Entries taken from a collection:
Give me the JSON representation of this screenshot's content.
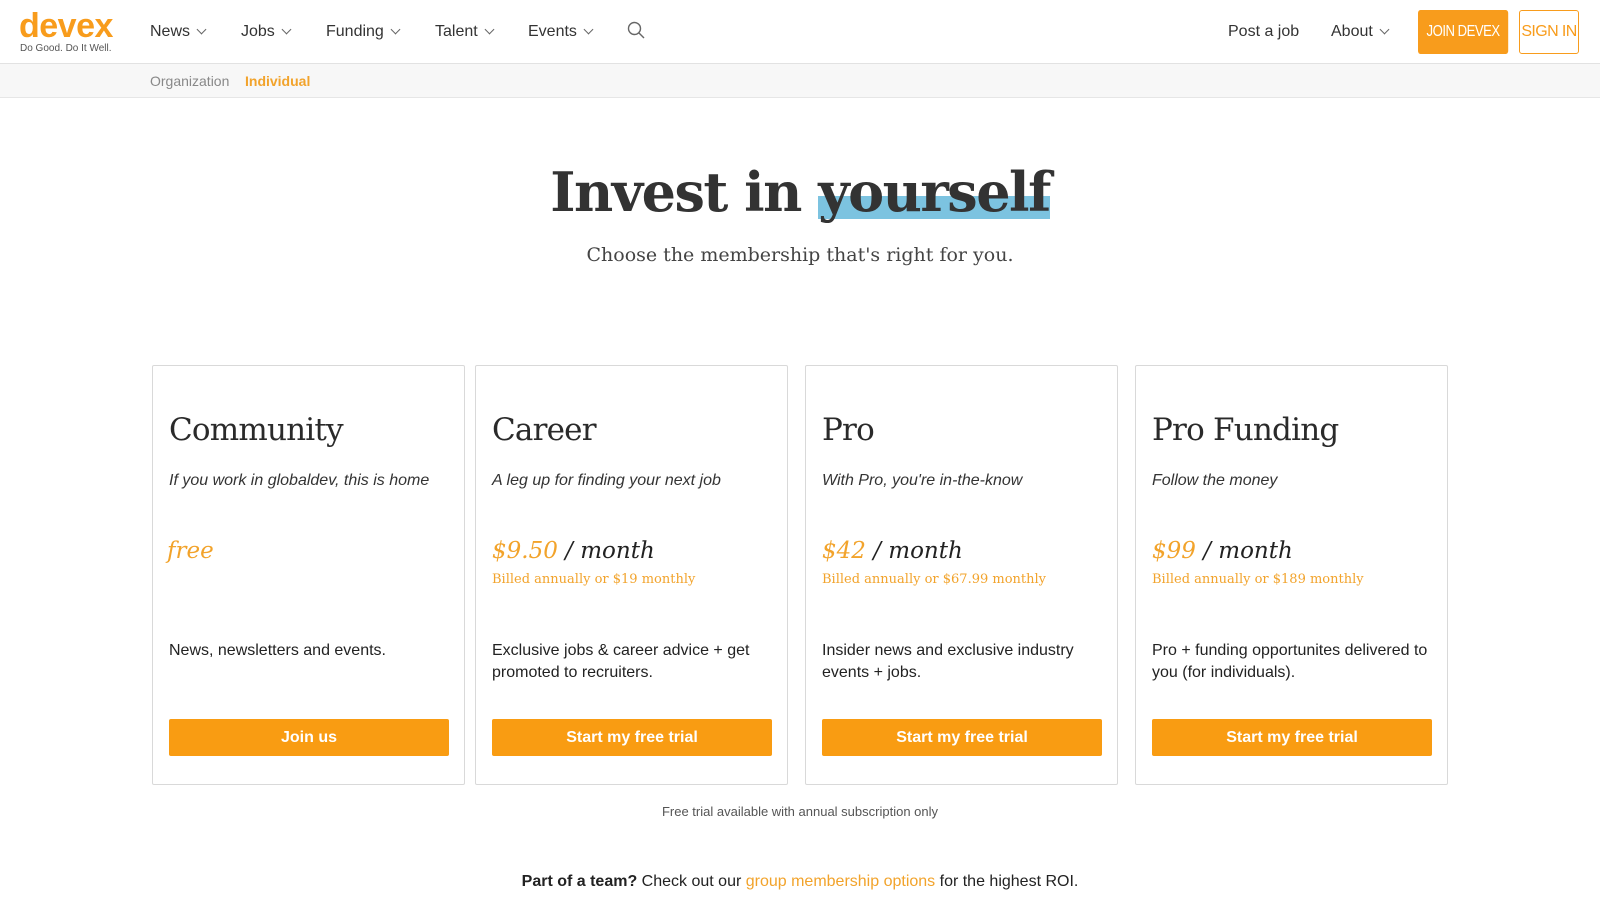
{
  "header": {
    "logo_word": "devex",
    "logo_tagline": "Do Good. Do It Well.",
    "nav": [
      {
        "label": "News"
      },
      {
        "label": "Jobs"
      },
      {
        "label": "Funding"
      },
      {
        "label": "Talent"
      },
      {
        "label": "Events"
      }
    ],
    "post_job": "Post a job",
    "about": "About",
    "join_button": "Join Devex",
    "signin_button": "Sign In",
    "accent_color": "#f89c1c"
  },
  "subnav": {
    "items": [
      {
        "label": "Organization",
        "active": false
      },
      {
        "label": "Individual",
        "active": true
      }
    ]
  },
  "hero": {
    "title_prefix": "Invest in ",
    "title_highlight": "yourself",
    "subtitle": "Choose the membership that's right for you."
  },
  "plans": [
    {
      "name": "Community",
      "tagline": "If you work in globaldev, this is home",
      "price": "free",
      "period": "",
      "billing": "",
      "description": "News, newsletters and events.",
      "button": "Join us"
    },
    {
      "name": "Career",
      "tagline": "A leg up for finding your next job",
      "price": "$9.50",
      "period": " / month",
      "billing": "Billed annually or $19 monthly",
      "description": "Exclusive jobs & career advice + get promoted to recruiters.",
      "button": "Start my free trial"
    },
    {
      "name": "Pro",
      "tagline": "With Pro, you're in-the-know",
      "price": "$42",
      "period": " / month",
      "billing": "Billed annually or $67.99 monthly",
      "description": "Insider news and exclusive industry events + jobs.",
      "button": "Start my free trial"
    },
    {
      "name": "Pro Funding",
      "tagline": "Follow the money",
      "price": "$99",
      "period": " / month",
      "billing": "Billed annually or $189 monthly",
      "description": "Pro + funding opportunites delivered to you (for individuals).",
      "button": "Start my free trial"
    }
  ],
  "trial_note": "Free trial available with annual subscription only",
  "team": {
    "bold": "Part of a team?",
    "text_before": " Check out our ",
    "link": "group membership options",
    "text_after": " for the highest ROI."
  }
}
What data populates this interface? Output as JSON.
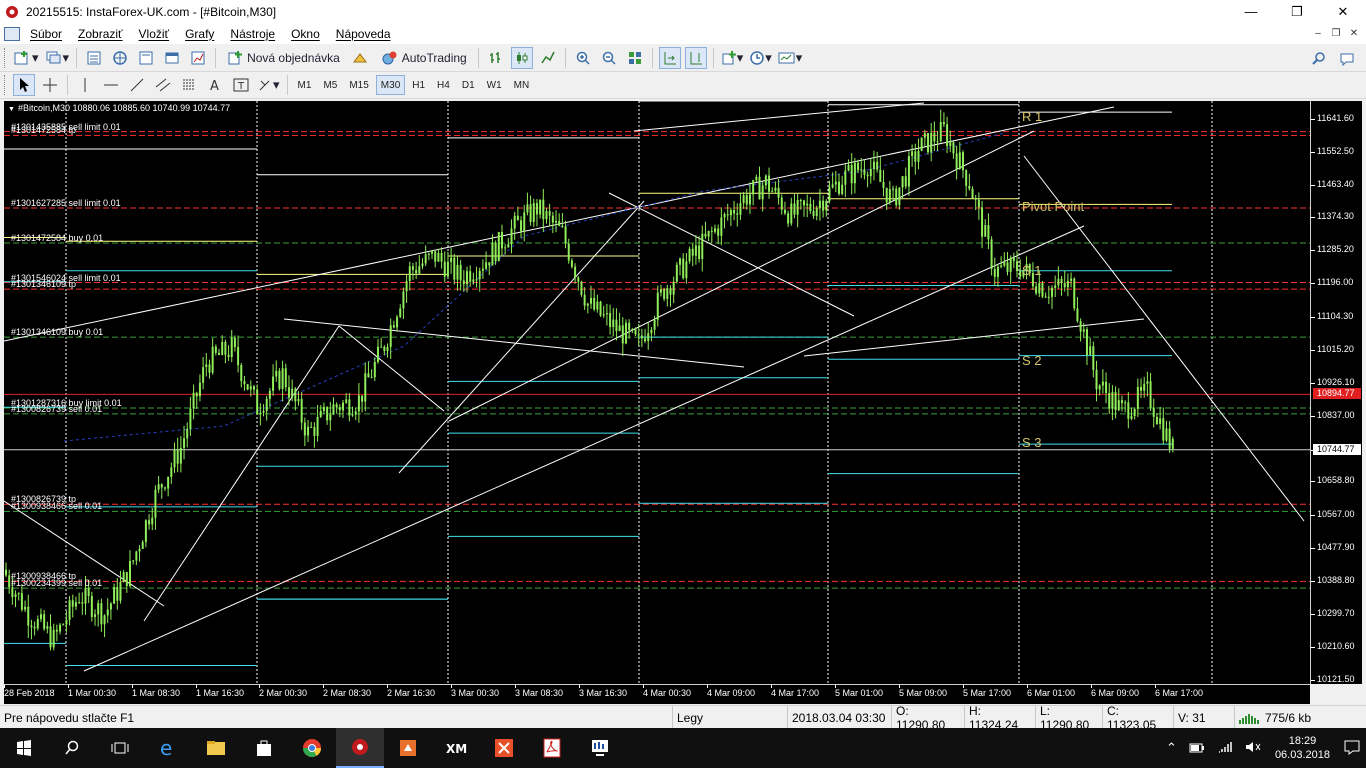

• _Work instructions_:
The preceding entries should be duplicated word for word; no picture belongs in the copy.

• _The completed task_:
Give me the JSON representation of this screenshot's content.
{
  "header": {
    "logo_word": "devex",
    "logo_tagline": "Do Good. Do It Well.",
    "nav": [
      {
        "label": "News"
      },
      {
        "label": "Jobs"
      },
      {
        "label": "Funding"
      },
      {
        "label": "Talent"
      },
      {
        "label": "Events"
      }
    ],
    "post_job": "Post a job",
    "about": "About",
    "join_button": "Join Devex",
    "signin_button": "Sign In",
    "accent_color": "#f89c1c"
  },
  "subnav": {
    "items": [
      {
        "label": "Organization",
        "active": false
      },
      {
        "label": "Individual",
        "active": true
      }
    ]
  },
  "hero": {
    "title_prefix": "Invest in ",
    "title_highlight": "yourself",
    "subtitle": "Choose the membership that's right for you."
  },
  "plans": [
    {
      "name": "Community",
      "tagline": "If you work in globaldev, this is home",
      "price": "free",
      "period": "",
      "billing": "",
      "description": "News, newsletters and events.",
      "button": "Join us"
    },
    {
      "name": "Career",
      "tagline": "A leg up for finding your next job",
      "price": "$9.50",
      "period": " / month",
      "billing": "Billed annually or $19 monthly",
      "description": "Exclusive jobs & career advice + get promoted to recruiters.",
      "button": "Start my free trial"
    },
    {
      "name": "Pro",
      "tagline": "With Pro, you're in-the-know",
      "price": "$42",
      "period": " / month",
      "billing": "Billed annually or $67.99 monthly",
      "description": "Insider news and exclusive industry events + jobs.",
      "button": "Start my free trial"
    },
    {
      "name": "Pro Funding",
      "tagline": "Follow the money",
      "price": "$99",
      "period": " / month",
      "billing": "Billed annually or $189 monthly",
      "description": "Pro + funding opportunites delivered to you (for individuals).",
      "button": "Start my free trial"
    }
  ],
  "trial_note": "Free trial available with annual subscription only",
  "team": {
    "bold": "Part of a team?",
    "text_before": " Check out our ",
    "link": "group membership options",
    "text_after": " for the highest ROI."
  }
}
What data populates this interface? Output as JSON.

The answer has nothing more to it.